Well-loved community café Manna Haven, a ministry of Byron Bay, Alstonville, and Ballina Seventh-day Adventist Churches in New South Wales, Australia, among others, is distributing meal vouchers to backpackers, families, and individuals struggling to make ends meet as a result of COVID-19.
Customers, church members and people from the community have so far purchased more than 200 meal vouchers to feed people in need, at a cost of AU$14 (US$9) per meal.
”I’ve been giving the vouchers to the local fruit and veggie shop and the local organic shop; I gave some to a lady who lives with a house full of backpackers out of work. Some I’ve given to social workers at the local hospitals to give to people in need,” explained head chef and Alstonville Church member Bryce Wegener.
The meal voucher initiative was proposed during a Manna Haven board meeting when members (representatives from various Adventist churches in the area) made the decision to keep Manna Haven open during COVID-19.
“When COVID-19 hit and we didn’t know whether to continue operating or not, our regulars were begging us not to close,” said Wegener. “But we’ve lost about 70 percent of our customers.”
Despite the drop in sales, Wegener says that the uncertain times have caused customers to be more open to spiritual conversations.
“In the initial stages of COVID-19, many locals coming in were asking questions,” he explained. “A guy from the dress shop down road was asking if it was the end of the world. People aren’t so safe in their worldliness anymore, and it creates opportunities.”
With a large proportion of Byron Bay’s population being internationals and tourists, people’s spiritual beliefs and practices are diverse.
“It’s a real battlefield,” said Wegener. “New age practices and meditation are huge here and anything goes spiritually.
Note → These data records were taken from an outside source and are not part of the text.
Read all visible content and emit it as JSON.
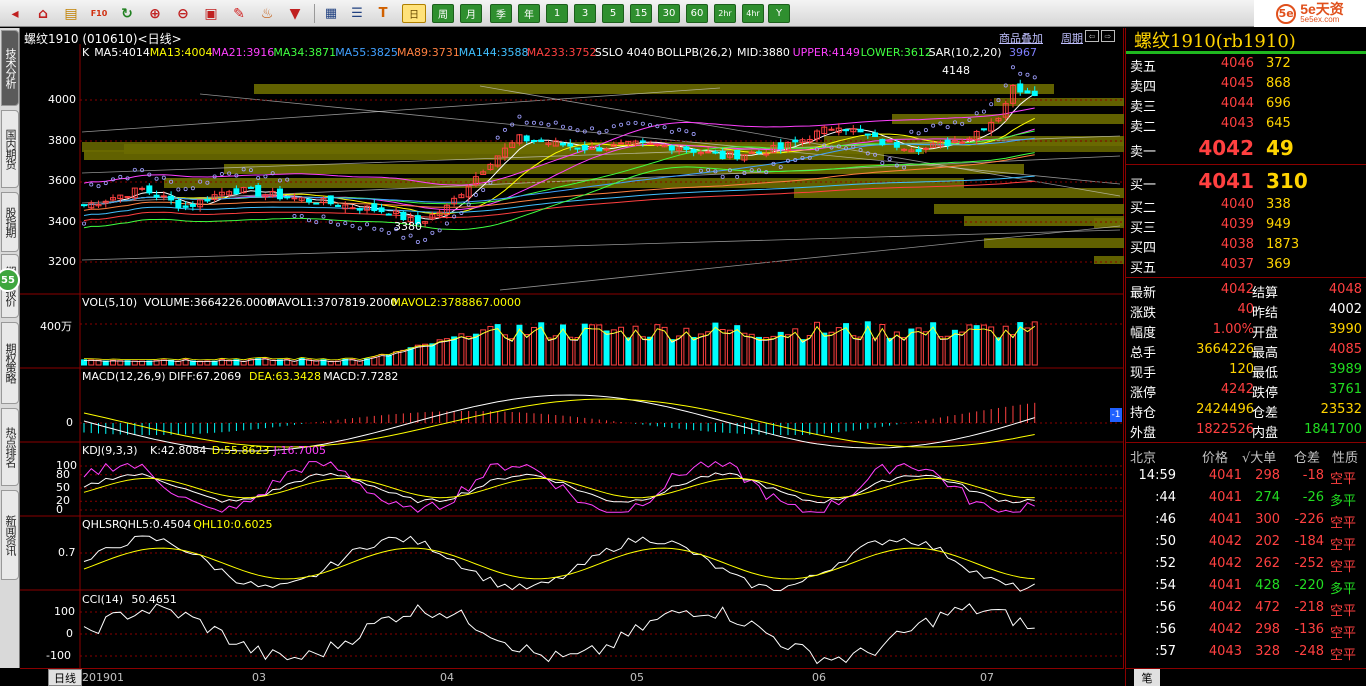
{
  "toolbar": {
    "icons": [
      "home-icon",
      "save-icon",
      "f10-icon",
      "refresh-icon",
      "zoom-in-icon",
      "zoom-out-icon",
      "window-icon",
      "draw-icon",
      "lamp-icon",
      "filter-icon"
    ],
    "icons2": [
      "table-icon",
      "list-icon",
      "tick-icon"
    ],
    "periods": [
      "日",
      "周",
      "月",
      "季",
      "年",
      "1",
      "3",
      "5",
      "15",
      "30",
      "60",
      "2hr",
      "4hr",
      "Y"
    ],
    "active_period": "日"
  },
  "logo": {
    "text": "5e天资",
    "sub": "5e5ex.com",
    "mark": "5e"
  },
  "left_tabs": [
    {
      "label": "技术分析",
      "active": true
    },
    {
      "label": "国内期货",
      "active": false
    },
    {
      "label": "股指期",
      "active": false
    },
    {
      "label": "期权报价",
      "active": false
    },
    {
      "label": "期权策略",
      "active": false
    },
    {
      "label": "热点排名",
      "active": false
    },
    {
      "label": "新闻资讯",
      "active": false
    }
  ],
  "left_badge": "55",
  "chart": {
    "title": "螺纹1910 (010610)<日线>",
    "links": [
      "商品叠加",
      "周期"
    ],
    "main_legend": [
      {
        "text": "K",
        "color": "#ffffff"
      },
      {
        "text": "MA5:4014",
        "color": "#ffffff"
      },
      {
        "text": "MA13:4004",
        "color": "#ffff00"
      },
      {
        "text": "MA21:3916",
        "color": "#ff40ff"
      },
      {
        "text": "MA34:3871",
        "color": "#40ff40"
      },
      {
        "text": "MA55:3825",
        "color": "#40a0ff"
      },
      {
        "text": "MA89:3731",
        "color": "#ff8040"
      },
      {
        "text": "MA144:3588",
        "color": "#40c0ff"
      },
      {
        "text": "MA233:3752",
        "color": "#ff4040"
      },
      {
        "text": "SSLO 4040",
        "color": "#ffffff"
      },
      {
        "text": "BOLLPB(26,2)",
        "color": "#ffffff"
      },
      {
        "text": "MID:3880",
        "color": "#ffffff"
      },
      {
        "text": "UPPER:4149",
        "color": "#ff40ff"
      },
      {
        "text": "LOWER:3612",
        "color": "#40ff40"
      },
      {
        "text": "SAR(10,2,20)",
        "color": "#ffffff"
      },
      {
        "text": "3967",
        "color": "#8080ff"
      }
    ],
    "price_labels": [
      "4000",
      "3800",
      "3600",
      "3400",
      "3200"
    ],
    "high_mark": "4148",
    "low_mark": "3380",
    "vol_legend": [
      {
        "text": "VOL(5,10)",
        "color": "#ffffff"
      },
      {
        "text": "VOLUME:3664226.0000",
        "color": "#ffffff"
      },
      {
        "text": "MAVOL1:3707819.2000",
        "color": "#ffffff"
      },
      {
        "text": "MAVOL2:3788867.0000",
        "color": "#ffff00"
      }
    ],
    "vol_label": "400万",
    "macd_legend": [
      {
        "text": "MACD(12,26,9)",
        "color": "#ffffff"
      },
      {
        "text": "DIFF:67.2069",
        "color": "#ffffff"
      },
      {
        "text": "DEA:63.3428",
        "color": "#ffff00"
      },
      {
        "text": "MACD:7.7282",
        "color": "#ffffff"
      }
    ],
    "macd_label": "0",
    "macd_marker": "-1",
    "kdj_legend": [
      {
        "text": "KDJ(9,3,3)",
        "color": "#ffffff"
      },
      {
        "text": "K:42.8084",
        "color": "#ffffff"
      },
      {
        "text": "D:55.8623",
        "color": "#ffff00"
      },
      {
        "text": "J:16.7005",
        "color": "#ff40ff"
      }
    ],
    "kdj_labels": [
      "100",
      "80",
      "50",
      "20",
      "0"
    ],
    "qhlsr_legend": [
      {
        "text": "QHLSR",
        "color": "#ffffff"
      },
      {
        "text": "QHL5:0.4504",
        "color": "#ffffff"
      },
      {
        "text": "QHL10:0.6025",
        "color": "#ffff00"
      }
    ],
    "qhlsr_label": "0.7",
    "cci_legend": [
      {
        "text": "CCI(14)",
        "color": "#ffffff"
      },
      {
        "text": "50.4651",
        "color": "#ffffff"
      }
    ],
    "cci_labels": [
      "100",
      "0",
      "-100"
    ],
    "x_tab": "日线",
    "x_dates": [
      "201901",
      "03",
      "04",
      "05",
      "06",
      "07"
    ]
  },
  "quote": {
    "title": "螺纹1910(rb1910)",
    "asks": [
      {
        "label": "卖五",
        "price": "4046",
        "vol": "372"
      },
      {
        "label": "卖四",
        "price": "4045",
        "vol": "868"
      },
      {
        "label": "卖三",
        "price": "4044",
        "vol": "696"
      },
      {
        "label": "卖二",
        "price": "4043",
        "vol": "645"
      },
      {
        "label": "卖一",
        "price": "4042",
        "vol": "49"
      }
    ],
    "bids": [
      {
        "label": "买一",
        "price": "4041",
        "vol": "310"
      },
      {
        "label": "买二",
        "price": "4040",
        "vol": "338"
      },
      {
        "label": "买三",
        "price": "4039",
        "vol": "949"
      },
      {
        "label": "买四",
        "price": "4038",
        "vol": "1873"
      },
      {
        "label": "买五",
        "price": "4037",
        "vol": "369"
      }
    ],
    "stats": [
      {
        "l1": "最新",
        "v1": "4042",
        "c1": "rd",
        "l2": "结算",
        "v2": "4048",
        "c2": "rd"
      },
      {
        "l1": "涨跌",
        "v1": "40",
        "c1": "rd",
        "l2": "昨结",
        "v2": "4002",
        "c2": "wt"
      },
      {
        "l1": "幅度",
        "v1": "1.00%",
        "c1": "rd",
        "l2": "开盘",
        "v2": "3990",
        "c2": "yw"
      },
      {
        "l1": "总手",
        "v1": "3664226",
        "c1": "yw",
        "l2": "最高",
        "v2": "4085",
        "c2": "rd"
      },
      {
        "l1": "现手",
        "v1": "120",
        "c1": "yw",
        "l2": "最低",
        "v2": "3989",
        "c2": "gr"
      },
      {
        "l1": "涨停",
        "v1": "4242",
        "c1": "rd",
        "l2": "跌停",
        "v2": "3761",
        "c2": "gr"
      },
      {
        "l1": "持仓",
        "v1": "2424496",
        "c1": "yw",
        "l2": "仓差",
        "v2": "23532",
        "c2": "yw"
      },
      {
        "l1": "外盘",
        "v1": "1822526",
        "c1": "rd",
        "l2": "内盘",
        "v2": "1841700",
        "c2": "gr"
      }
    ],
    "tick_head": {
      "place": "北京",
      "price": "价格",
      "vol": "√大单",
      "diff": "仓差",
      "nature": "性质"
    },
    "ticks": [
      {
        "time": "14:59",
        "price": "4041",
        "vol": "298",
        "diff": "-18",
        "nature": "空平",
        "vc": "rd",
        "nc": "rd"
      },
      {
        "time": ":44",
        "price": "4041",
        "vol": "274",
        "diff": "-26",
        "nature": "多平",
        "vc": "gr",
        "nc": "gr"
      },
      {
        "time": ":46",
        "price": "4041",
        "vol": "300",
        "diff": "-226",
        "nature": "空平",
        "vc": "rd",
        "nc": "rd"
      },
      {
        "time": ":50",
        "price": "4042",
        "vol": "202",
        "diff": "-184",
        "nature": "空平",
        "vc": "rd",
        "nc": "rd"
      },
      {
        "time": ":52",
        "price": "4042",
        "vol": "262",
        "diff": "-252",
        "nature": "空平",
        "vc": "rd",
        "nc": "rd"
      },
      {
        "time": ":54",
        "price": "4041",
        "vol": "428",
        "diff": "-220",
        "nature": "多平",
        "vc": "gr",
        "nc": "gr"
      },
      {
        "time": ":56",
        "price": "4042",
        "vol": "472",
        "diff": "-218",
        "nature": "空平",
        "vc": "rd",
        "nc": "rd"
      },
      {
        "time": ":56",
        "price": "4042",
        "vol": "298",
        "diff": "-136",
        "nature": "空平",
        "vc": "rd",
        "nc": "rd"
      },
      {
        "time": ":57",
        "price": "4043",
        "vol": "328",
        "diff": "-248",
        "nature": "空平",
        "vc": "rd",
        "nc": "rd"
      }
    ],
    "bottom_tab": "笔"
  },
  "colors": {
    "up": "#ff4040",
    "down": "#00ffff",
    "panel_border": "#8a0000",
    "volume_profile": "#6b6b00"
  }
}
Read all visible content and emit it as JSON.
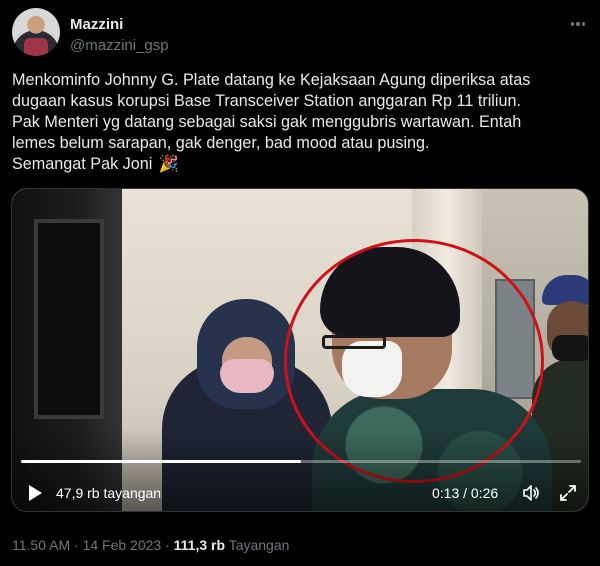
{
  "author": {
    "display_name": "Mazzini",
    "handle": "@mazzini_gsp",
    "avatar": "profile-photo"
  },
  "tweet": {
    "lines": [
      "Menkominfo Johnny G. Plate datang ke Kejaksaan Agung diperiksa atas",
      "dugaan kasus korupsi Base Transceiver Station anggaran Rp 11 triliun.",
      "Pak Menteri yg datang sebagai saksi gak menggubris wartawan. Entah",
      "lemes belum sarapan, gak denger, bad mood atau pusing.",
      "Semangat Pak Joni"
    ],
    "emoji": "🎉"
  },
  "video": {
    "views_label": "47,9 rb tayangan",
    "current_time": "0:13",
    "duration": "0:26",
    "time_display": "0:13 / 0:26",
    "progress": 0.5,
    "icons": {
      "play": "play-icon",
      "volume": "volume-icon",
      "fullscreen": "fullscreen-icon"
    }
  },
  "meta": {
    "time": "11.50 AM",
    "separator": "·",
    "date": "14 Feb 2023",
    "views_count": "111,3 rb",
    "views_label": "Tayangan"
  },
  "colors": {
    "background": "#000000",
    "text": "#e7e9ea",
    "muted": "#71767b",
    "annotation_circle": "#d10f1a"
  }
}
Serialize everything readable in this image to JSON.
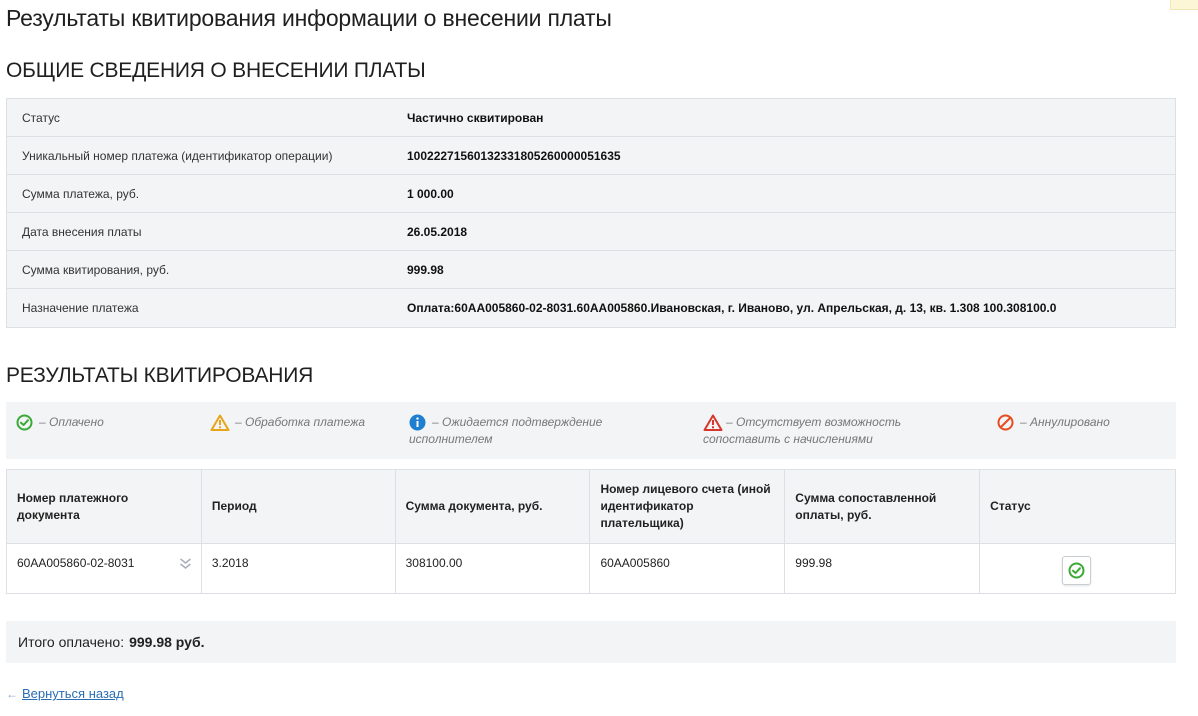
{
  "page": {
    "title": "Результаты квитирования информации о внесении платы"
  },
  "general": {
    "title": "ОБЩИЕ СВЕДЕНИЯ О ВНЕСЕНИИ ПЛАТЫ",
    "rows": [
      {
        "label": "Статус",
        "value": "Частично сквитирован"
      },
      {
        "label": "Уникальный номер платежа (идентификатор операции)",
        "value": "10022271560132331805260000051635"
      },
      {
        "label": "Сумма платежа, руб.",
        "value": "1 000.00"
      },
      {
        "label": "Дата внесения платы",
        "value": "26.05.2018"
      },
      {
        "label": "Сумма квитирования, руб.",
        "value": "999.98"
      },
      {
        "label": "Назначение платежа",
        "value": "Оплата:60АА005860-02-8031.60АА005860.Ивановская, г. Иваново, ул. Апрельская, д. 13, кв. 1.308 100.308100.0"
      }
    ]
  },
  "results": {
    "title": "РЕЗУЛЬТАТЫ КВИТИРОВАНИЯ",
    "legend": [
      {
        "icon": "check-circle-icon",
        "color": "#3aaa35",
        "text": "– Оплачено"
      },
      {
        "icon": "warning-icon",
        "color": "#e8a417",
        "text": "– Обработка платежа"
      },
      {
        "icon": "info-icon",
        "color": "#1e7fd0",
        "text": "– Ожидается подтверждение исполнителем"
      },
      {
        "icon": "alert-icon",
        "color": "#d9362b",
        "text": "– Отсутствует возможность сопоставить с начислениями"
      },
      {
        "icon": "cancel-icon",
        "color": "#e84b1e",
        "text": "– Аннулировано"
      }
    ],
    "columns": [
      "Номер платежного документа",
      "Период",
      "Сумма документа, руб.",
      "Номер лицевого счета (иной идентификатор плательщика)",
      "Сумма сопоставленной оплаты, руб.",
      "Статус"
    ],
    "rows": [
      {
        "doc": "60АА005860-02-8031",
        "period": "3.2018",
        "amount": "308100.00",
        "account": "60АА005860",
        "matched": "999.98",
        "status": "check-circle-icon"
      }
    ]
  },
  "total": {
    "label": "Итого оплачено:",
    "value": "999.98 руб."
  },
  "back": {
    "label": "Вернуться назад"
  }
}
What’s a real battle for me is that people are happy that you believe in Jesus and that you’re a Christian and a lot of them will say they believe that too, but still believe in and practice new age spirituality.”